Fortunately, false-positive mammograms are not common. They occur in about 1 out of every 2,000 mammograms.

If you are concerned about having a false-positive mammogram, talk to your doctor. He or she can help you understand the risks and benefits of having a mammogram.

How accurate are 3D mammograms for dense breasts?

How accurate are 3D mammograms for dense breasts?

A 3D mammogram is a type of mammogram that creates a three-dimensional image of the breast. This type of mammogram is used to help diagnose and detect breast cancer in women with dense breasts.

Dense breasts are breasts that have more tissue than fat. Women who have dense breasts are at a higher risk of developing breast cancer.

The accuracy of 3D mammograms for women with dense breasts is currently being studied. Some studies have found that 3D mammograms are more accurate than traditional mammograms in detecting breast cancer in women with dense breasts. Other studies have found that 3D mammograms are no more accurate than traditional mammograms in detecting breast cancer in women with dense breasts.

More research is needed to determine the accuracy of 3D mammograms for women with dense breasts.

Should I worry about a 3D mammogram call back?
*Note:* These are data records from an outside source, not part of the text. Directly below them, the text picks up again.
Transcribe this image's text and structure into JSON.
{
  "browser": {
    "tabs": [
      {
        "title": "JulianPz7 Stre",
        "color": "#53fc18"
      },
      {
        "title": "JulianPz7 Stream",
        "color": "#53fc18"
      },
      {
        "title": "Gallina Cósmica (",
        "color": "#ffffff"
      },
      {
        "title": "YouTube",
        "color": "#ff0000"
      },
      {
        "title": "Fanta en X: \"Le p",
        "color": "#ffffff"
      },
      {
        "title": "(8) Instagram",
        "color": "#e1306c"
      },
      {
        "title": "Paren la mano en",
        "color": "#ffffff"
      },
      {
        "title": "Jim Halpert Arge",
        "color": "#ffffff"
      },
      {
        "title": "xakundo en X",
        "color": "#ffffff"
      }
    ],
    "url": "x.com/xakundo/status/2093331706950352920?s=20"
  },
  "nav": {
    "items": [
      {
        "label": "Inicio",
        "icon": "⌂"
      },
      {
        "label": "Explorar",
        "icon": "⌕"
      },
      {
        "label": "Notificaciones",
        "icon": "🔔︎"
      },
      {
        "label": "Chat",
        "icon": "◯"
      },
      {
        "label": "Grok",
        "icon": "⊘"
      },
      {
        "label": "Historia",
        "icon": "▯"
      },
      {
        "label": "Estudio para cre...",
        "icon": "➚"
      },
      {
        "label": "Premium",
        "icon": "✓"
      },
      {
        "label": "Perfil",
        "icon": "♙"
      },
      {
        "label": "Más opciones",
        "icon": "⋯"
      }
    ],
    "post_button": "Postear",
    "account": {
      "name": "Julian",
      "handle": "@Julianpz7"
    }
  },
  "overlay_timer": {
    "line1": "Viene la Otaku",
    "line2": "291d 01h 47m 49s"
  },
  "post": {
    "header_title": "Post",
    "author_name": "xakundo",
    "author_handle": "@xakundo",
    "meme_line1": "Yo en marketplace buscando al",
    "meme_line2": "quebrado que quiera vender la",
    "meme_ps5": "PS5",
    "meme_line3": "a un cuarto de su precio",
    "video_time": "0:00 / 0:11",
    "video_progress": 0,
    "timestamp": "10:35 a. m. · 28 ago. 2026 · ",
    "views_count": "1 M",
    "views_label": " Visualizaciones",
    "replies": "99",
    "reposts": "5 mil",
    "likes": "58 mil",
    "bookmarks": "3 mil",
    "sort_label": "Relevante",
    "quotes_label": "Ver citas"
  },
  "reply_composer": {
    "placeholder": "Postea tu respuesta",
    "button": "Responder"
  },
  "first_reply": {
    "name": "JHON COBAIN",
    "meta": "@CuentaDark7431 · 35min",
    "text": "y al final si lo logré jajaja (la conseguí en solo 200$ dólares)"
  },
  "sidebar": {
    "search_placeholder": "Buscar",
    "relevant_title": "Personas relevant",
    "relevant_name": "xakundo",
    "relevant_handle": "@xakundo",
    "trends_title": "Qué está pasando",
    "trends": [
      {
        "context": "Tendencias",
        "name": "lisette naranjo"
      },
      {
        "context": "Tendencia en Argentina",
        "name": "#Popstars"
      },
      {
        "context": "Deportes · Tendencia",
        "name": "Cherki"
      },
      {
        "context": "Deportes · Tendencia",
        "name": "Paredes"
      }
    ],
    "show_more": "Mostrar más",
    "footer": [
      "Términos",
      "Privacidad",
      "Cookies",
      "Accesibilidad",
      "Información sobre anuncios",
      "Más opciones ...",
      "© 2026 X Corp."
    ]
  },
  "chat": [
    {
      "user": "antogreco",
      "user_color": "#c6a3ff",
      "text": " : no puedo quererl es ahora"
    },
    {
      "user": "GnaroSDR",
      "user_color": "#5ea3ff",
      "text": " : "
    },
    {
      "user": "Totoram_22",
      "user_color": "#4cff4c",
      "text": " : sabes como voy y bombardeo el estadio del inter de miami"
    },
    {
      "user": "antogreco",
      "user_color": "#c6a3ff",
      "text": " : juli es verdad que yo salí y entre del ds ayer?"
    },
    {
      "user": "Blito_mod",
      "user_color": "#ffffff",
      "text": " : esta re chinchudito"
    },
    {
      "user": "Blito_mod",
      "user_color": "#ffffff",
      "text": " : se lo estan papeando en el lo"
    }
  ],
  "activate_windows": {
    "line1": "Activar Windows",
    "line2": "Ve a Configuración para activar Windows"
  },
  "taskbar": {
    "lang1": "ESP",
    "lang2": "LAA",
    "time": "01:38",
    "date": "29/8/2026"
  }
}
A 3D mammogram is a special type of mammogram that produces a three-dimensional image of the breasts. It is used to help detect breast cancer in women who have dense breasts. A 3D mammogram is more sensitive than a regular mammogram in detecting breast cancer in women with dense breasts.

A 3D mammogram is more likely to detect breast cancer than a regular mammogram. However, a 3D mammogram is also more likely to produce false positives. A false positive is a result that indicates there is cancer when there is not.

When a woman receives a call back after a 3D mammogram, it means that the radiologist found something that needs further evaluation. It does not mean that the woman has cancer.

The radiologist will likely order a follow-up ultrasound to determine if the finding is cancer or not. If the finding is cancer, the radiologist will order a biopsy to determine the type of cancer.

A woman should not worry about a 3D mammogram call back. The call back does not mean that she has cancer. The radiologist will likely order a follow-up ultrasound to determine if the finding is cancer or not. If the finding is cancer, the radiologist will order a biopsy to determine the type of cancer.

Jim Miller is an experienced graphic designer and writer who has been designing professionally since 2000. He has been writing for us since its inception in 2017, and his work has helped us become one of the most popular design resources on the web. When he's not working on new design projects, Jim enjoys spending time with his wife and kids.